The monsoons bring with it a bounty of new veg and greens that are often overlooked by other communities, and this happens because not everyone knows how to prepare it. Two years ago when I stumbled upon Kantola or teasel gourd for the first time, I was obviously quite taken by it. Prickly like a bitter gourd and bright green, the juicy seed-studded little fellas were a mystery to me, but I had people around me show me how it’s prepared. Pleasantly bitter as opposed to the bitter gourd, kantola is shallow-fried, stir-fried and turned into pakoras during the monsoons with simple spices to yield astounding results. Desi karelas can also be found during the monsoons and are smaller and fatter than regular karela. These tender bitter gourds aren’t very bitter and wont be in season for long, so stock up on the two, mix and match, and cook them pronto. Unlike regular karela which requires you to peel the skin off, both of these are great skin-on. A quick par-boil, then shallow-frying job is all that it takes to prepare these and bring them to the table.
For the filling, I use a family favourite sweet, spicy and garlicky peanut filling, which can be frozen and used as needed. You can stuff this into snake gourd too, parboil it and shallow fry, or do the same with small, oblong parwal.
Stuffed Teasel Gourd
Yield 4 as a side
These stuffed little teasel or spiky gourds are a monsoon favourite. The sweet spicy peanut filling makes more than needed, so you can store and use them as needed.
Kantola or Teasel Gourd/ Desi Karela 10-15 pieces
Kashmiri chillies 8
Coriander seeds 2 tsp
Garam masala 2 tsp
Turmeric 1/2 tsp
Asafoetida/ Hing 1/2 tsp
Garlic 7-8 cloves
Sugar 2 tbsp
Vegetable oil for shallow-frying
Wash the teasel gourd or desi karela and make a slit from top to base with a sharp knife being careful not to cut all the way through. There's no need to peel the flesh of these gourds as its quite tender. Rub some salt in the opening and set it aside.
Blanch the teasel gourd or desi karela in hot water for 5 minutes exactly. Drain and let it cool. You don't have to scrape out the seeds.
Blitz the rest of the ingredients together with a teaspoon of salt in a mixer grinder briefly until it resembles coarse breadcrumbs. You don't want to blitz the mixture too fine. Taste for more salt or sugar.
Stuff each of the gourds with the mixture and refrigerate the rest. You can tie the gourds with thread if you like, but this isn't necessary.

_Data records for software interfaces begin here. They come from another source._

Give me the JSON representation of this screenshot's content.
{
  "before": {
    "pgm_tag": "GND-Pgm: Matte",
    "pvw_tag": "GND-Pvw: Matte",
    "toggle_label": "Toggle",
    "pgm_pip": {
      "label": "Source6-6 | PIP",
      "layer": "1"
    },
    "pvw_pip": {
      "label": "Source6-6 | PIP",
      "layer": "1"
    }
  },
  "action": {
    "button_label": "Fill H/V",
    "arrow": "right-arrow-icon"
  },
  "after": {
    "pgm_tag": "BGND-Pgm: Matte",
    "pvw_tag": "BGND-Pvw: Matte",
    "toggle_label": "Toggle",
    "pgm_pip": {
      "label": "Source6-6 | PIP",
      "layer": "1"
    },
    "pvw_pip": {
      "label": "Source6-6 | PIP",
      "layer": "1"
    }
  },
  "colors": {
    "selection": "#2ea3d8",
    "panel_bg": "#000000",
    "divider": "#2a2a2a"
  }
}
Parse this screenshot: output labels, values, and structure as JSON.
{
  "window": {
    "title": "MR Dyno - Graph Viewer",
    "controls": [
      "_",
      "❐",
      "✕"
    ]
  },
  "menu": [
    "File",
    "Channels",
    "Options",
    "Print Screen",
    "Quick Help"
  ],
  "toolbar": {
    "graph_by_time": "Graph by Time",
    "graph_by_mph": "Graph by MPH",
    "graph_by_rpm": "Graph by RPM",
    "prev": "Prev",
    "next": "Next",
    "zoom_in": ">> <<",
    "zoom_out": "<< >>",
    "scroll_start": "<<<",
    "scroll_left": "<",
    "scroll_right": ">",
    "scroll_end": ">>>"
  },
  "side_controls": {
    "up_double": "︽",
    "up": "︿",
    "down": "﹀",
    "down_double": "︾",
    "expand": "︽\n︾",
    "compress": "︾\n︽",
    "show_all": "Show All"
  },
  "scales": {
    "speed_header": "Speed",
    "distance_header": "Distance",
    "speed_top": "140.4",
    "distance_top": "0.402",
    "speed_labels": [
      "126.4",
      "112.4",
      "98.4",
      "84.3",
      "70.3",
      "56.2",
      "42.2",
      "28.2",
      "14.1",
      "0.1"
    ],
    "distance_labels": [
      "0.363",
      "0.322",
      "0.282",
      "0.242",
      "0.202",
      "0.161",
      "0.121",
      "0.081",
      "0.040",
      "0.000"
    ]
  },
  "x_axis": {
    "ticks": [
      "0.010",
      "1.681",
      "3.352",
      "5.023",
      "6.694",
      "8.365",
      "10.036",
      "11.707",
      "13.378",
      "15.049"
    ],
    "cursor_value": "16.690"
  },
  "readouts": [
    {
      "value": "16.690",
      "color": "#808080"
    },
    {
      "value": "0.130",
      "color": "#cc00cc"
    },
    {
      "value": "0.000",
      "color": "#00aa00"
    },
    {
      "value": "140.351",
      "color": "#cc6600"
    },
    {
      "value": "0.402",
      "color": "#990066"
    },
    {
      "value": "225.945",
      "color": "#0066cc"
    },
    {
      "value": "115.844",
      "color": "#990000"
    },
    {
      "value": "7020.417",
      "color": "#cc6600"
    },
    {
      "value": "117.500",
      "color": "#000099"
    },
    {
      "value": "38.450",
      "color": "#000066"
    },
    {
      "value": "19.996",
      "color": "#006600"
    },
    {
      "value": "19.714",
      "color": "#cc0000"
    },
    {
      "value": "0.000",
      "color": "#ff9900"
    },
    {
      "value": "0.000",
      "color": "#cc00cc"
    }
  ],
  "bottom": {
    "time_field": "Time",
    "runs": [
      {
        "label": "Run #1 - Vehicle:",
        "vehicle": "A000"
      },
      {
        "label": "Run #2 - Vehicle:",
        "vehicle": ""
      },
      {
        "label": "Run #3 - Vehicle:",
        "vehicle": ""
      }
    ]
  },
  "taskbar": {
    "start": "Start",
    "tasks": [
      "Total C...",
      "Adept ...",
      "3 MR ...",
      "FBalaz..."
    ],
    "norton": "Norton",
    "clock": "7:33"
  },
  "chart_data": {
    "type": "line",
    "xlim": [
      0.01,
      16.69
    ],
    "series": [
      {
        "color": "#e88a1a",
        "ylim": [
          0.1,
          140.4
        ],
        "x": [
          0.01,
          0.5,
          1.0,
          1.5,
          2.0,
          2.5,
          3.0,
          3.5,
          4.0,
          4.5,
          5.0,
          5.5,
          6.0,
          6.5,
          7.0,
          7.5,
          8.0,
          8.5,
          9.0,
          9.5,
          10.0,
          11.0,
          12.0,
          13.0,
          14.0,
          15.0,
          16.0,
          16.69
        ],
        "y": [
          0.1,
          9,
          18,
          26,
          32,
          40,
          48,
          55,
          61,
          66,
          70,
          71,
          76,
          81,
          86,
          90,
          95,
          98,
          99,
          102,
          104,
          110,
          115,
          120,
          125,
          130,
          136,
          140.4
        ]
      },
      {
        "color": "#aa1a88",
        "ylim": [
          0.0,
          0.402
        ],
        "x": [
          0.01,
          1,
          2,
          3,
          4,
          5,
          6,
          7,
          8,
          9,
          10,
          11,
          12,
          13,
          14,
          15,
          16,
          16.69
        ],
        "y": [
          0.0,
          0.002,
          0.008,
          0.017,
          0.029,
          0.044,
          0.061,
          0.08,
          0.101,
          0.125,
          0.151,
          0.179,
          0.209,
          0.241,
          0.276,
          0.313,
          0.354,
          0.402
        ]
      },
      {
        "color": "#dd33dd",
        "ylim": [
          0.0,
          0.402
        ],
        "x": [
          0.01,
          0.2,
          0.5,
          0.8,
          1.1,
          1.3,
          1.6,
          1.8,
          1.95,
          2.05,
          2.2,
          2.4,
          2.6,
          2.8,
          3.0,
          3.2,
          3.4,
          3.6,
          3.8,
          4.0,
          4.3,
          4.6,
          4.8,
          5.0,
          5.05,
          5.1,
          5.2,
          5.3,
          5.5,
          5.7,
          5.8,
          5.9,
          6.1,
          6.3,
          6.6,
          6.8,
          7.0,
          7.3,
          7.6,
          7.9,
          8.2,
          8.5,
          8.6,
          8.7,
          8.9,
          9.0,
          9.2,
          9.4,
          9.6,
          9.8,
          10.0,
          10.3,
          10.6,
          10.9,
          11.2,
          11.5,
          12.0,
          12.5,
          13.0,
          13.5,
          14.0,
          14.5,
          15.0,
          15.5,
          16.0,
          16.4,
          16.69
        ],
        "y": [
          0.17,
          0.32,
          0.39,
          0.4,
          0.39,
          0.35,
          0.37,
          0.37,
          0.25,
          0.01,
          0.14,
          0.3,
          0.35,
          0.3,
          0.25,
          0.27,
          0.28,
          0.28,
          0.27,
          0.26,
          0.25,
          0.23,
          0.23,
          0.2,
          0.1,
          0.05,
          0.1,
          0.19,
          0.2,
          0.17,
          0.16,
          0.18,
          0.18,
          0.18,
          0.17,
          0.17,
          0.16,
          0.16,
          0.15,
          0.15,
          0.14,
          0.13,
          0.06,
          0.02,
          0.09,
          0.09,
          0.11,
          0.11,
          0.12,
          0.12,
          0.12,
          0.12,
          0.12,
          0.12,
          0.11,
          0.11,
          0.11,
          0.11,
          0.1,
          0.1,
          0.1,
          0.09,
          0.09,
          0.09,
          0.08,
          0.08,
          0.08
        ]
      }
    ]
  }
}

In a shallow frying pan, heat a good glug of vegetable oil for shallow-frying and when the oil is hot enough, lower the heat and add the gourds in batches, frying for 7-8 minutes till it has a good colour on all sides, being careful not to brown it too much. Drain and repeat with the rest. Serve hot.